- **Work item**:
Show each line of the records below where the word "content" occurs.

- **Input data**:
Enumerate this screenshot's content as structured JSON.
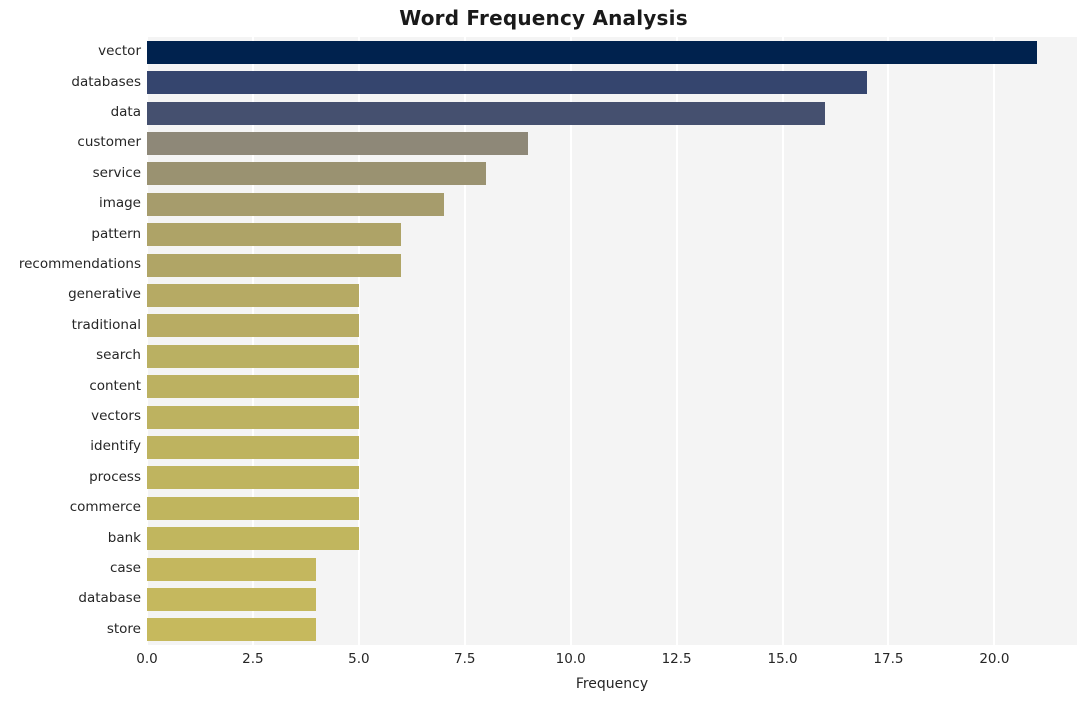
{
  "chart_data": {
    "type": "bar",
    "orientation": "horizontal",
    "title": "Word Frequency Analysis",
    "xlabel": "Frequency",
    "ylabel": "",
    "xlim": [
      0,
      21.95
    ],
    "xticks": [
      0.0,
      2.5,
      5.0,
      7.5,
      10.0,
      12.5,
      15.0,
      17.5,
      20.0
    ],
    "xtick_labels": [
      "0.0",
      "2.5",
      "5.0",
      "7.5",
      "10.0",
      "12.5",
      "15.0",
      "17.5",
      "20.0"
    ],
    "grid": true,
    "grid_axis": "x",
    "grid_color": "#ffffff",
    "plot_background": "#f4f4f4",
    "figure_background": "#ffffff",
    "legend": null,
    "colormap": "cividis",
    "categories": [
      "vector",
      "databases",
      "data",
      "customer",
      "service",
      "image",
      "pattern",
      "recommendations",
      "generative",
      "traditional",
      "search",
      "content",
      "vectors",
      "identify",
      "process",
      "commerce",
      "bank",
      "case",
      "database",
      "store"
    ],
    "values": [
      21,
      17,
      16,
      9,
      8,
      7,
      6,
      6,
      5,
      5,
      5,
      5,
      5,
      5,
      5,
      5,
      5,
      4,
      4,
      4
    ],
    "bar_colors": [
      "#00224e",
      "#35456e",
      "#45506f",
      "#8e8878",
      "#9a9271",
      "#a69c6c",
      "#aea367",
      "#b0a566",
      "#b6aa64",
      "#b8ac63",
      "#bab062",
      "#bcb161",
      "#bdb260",
      "#beb35f",
      "#bfb45f",
      "#c0b55e",
      "#c1b65e",
      "#c4b75e",
      "#c5b85e",
      "#c6b95d"
    ]
  }
}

- **Solution below**:
Enumerate this screenshot's content as structured JSON.
      "content",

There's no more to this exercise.